After working closely with Women’s Public Health Foundation in Madhya Pradesh, I have realized how each group is different from one another and even within groups, every person’s expectations change in the initiative. They have come together for the same goal but they have different needs and aspirations. The women we talk to regularly, they become the face for us. We work with them to promote encouragement, empowerment, training for self-confidence and identify ourselves as entrepreneurs. With many sessions, resource persons and exposure visits, we think we are doing our best and expect a similar result but are frustrated and sometimes irritated when things are done by us Are not there. nitially, it was difficult to find people interested in making products. When we formed the SHG and started working with them, I struggled to attract women because they were not already planned for sale.

It was difficult to understand why a woman is making more money by becoming part of this initiative, yet she will be ready to go to the brick kiln, where she will have toilets in the summer with her entire family including the children. Why would he go back to work in less money and is not ready to earn through a structured business model where he is also a boss. All of these questions came to me only recently when we came in contact with Ahwa in Gujarati. We visited some of the enterprises started by Self Help Groups, which are supported by the Aga Khan Rural Support Program (AKRSP). Most of them are involved in running a bakery, poultry farm or a hotel with minimal supervision from the organization. In conversation with AKRSP employee Mr. Harpreet Singh, I was curious to ask whether they had any difficulty in bringing women together or if many of them started them.

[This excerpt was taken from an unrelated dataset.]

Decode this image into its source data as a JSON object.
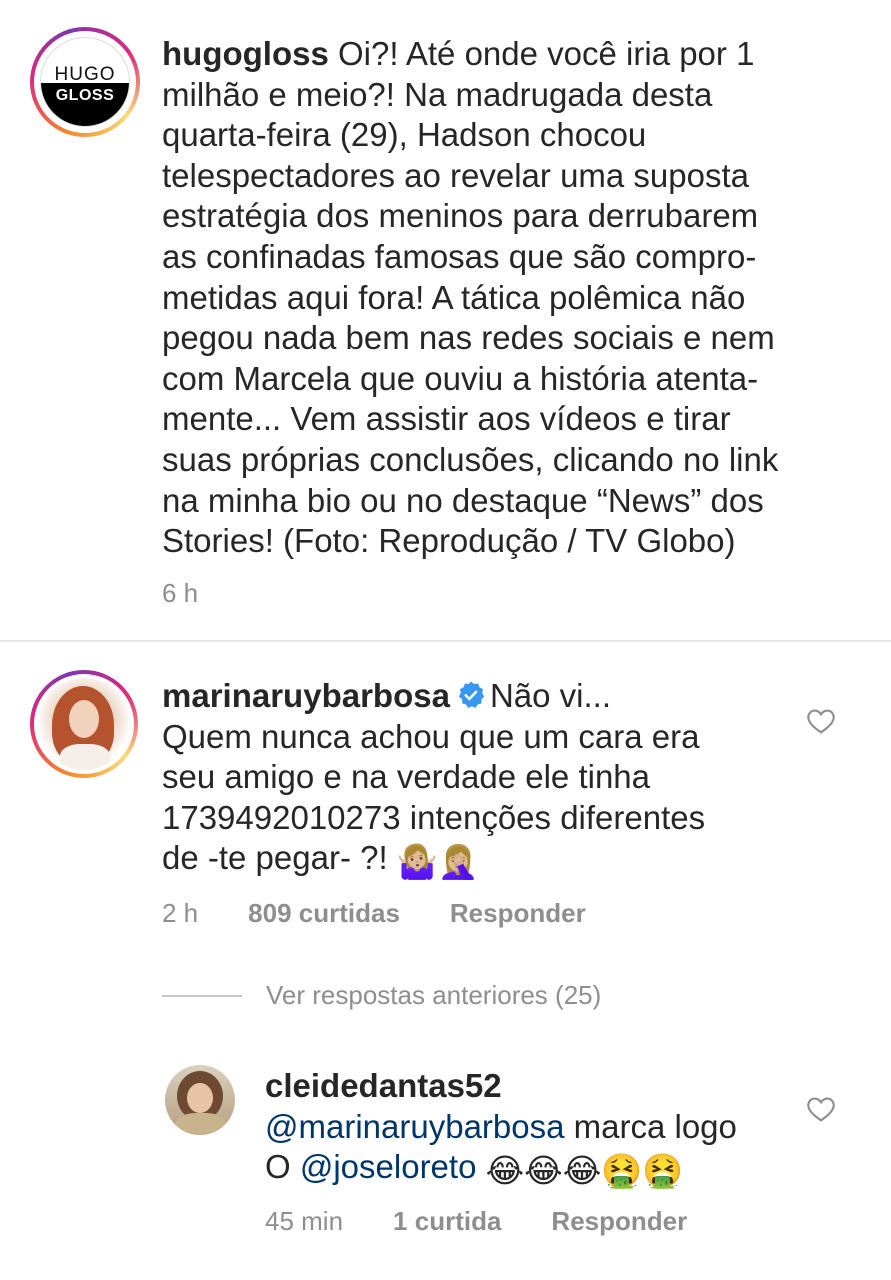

They told how they started, the processes they followed and gave importance, it was necessary for them and the family members of SHG to know, to understand how much they received from them and their socio-economic background can do. . When I thought of women in the context of which I am working with, I realized that we may have missed out much more than their names and villages.
With a little research and personal interaction, I came to know that most decisions are made by the family as a unit, especially the husband. In many cases, this is the husband who does not support the woman, or the family is not good to sell their products. Occasionally, the responsibilities of taking care of the work of the household, taking care of the children and dealing with the water crisis in the village starts to accompany him. As I thought it was not as simple and straight forward. Not only financially, there was a need for constant intervention at all levels.

    I had failed to realize complex interconnections and kept my mind on racking to better understand the SHG members in order to get into the business of making and selling food products.
    Google defines livelihood as ‘the means of achieving the necessities of life’ and therefore a broad understanding of people’s needs, backgrounds and aspirations is needed because it includes all aspects of their lives. Answering my own question at the beginning of this writing, I now feel that economic, social and cultural aspects play a big role in creating livelihood opportunities for people due to their high impact. It is important for people like me to spend a lot of time understanding, research, cooperation and adequate time with the community before planning a course of action. This seems like a basic pre-requisite for any project, but sometimes, to reach the goal quickly, we forget the necessary steps and leave it. In this way, the results remain long.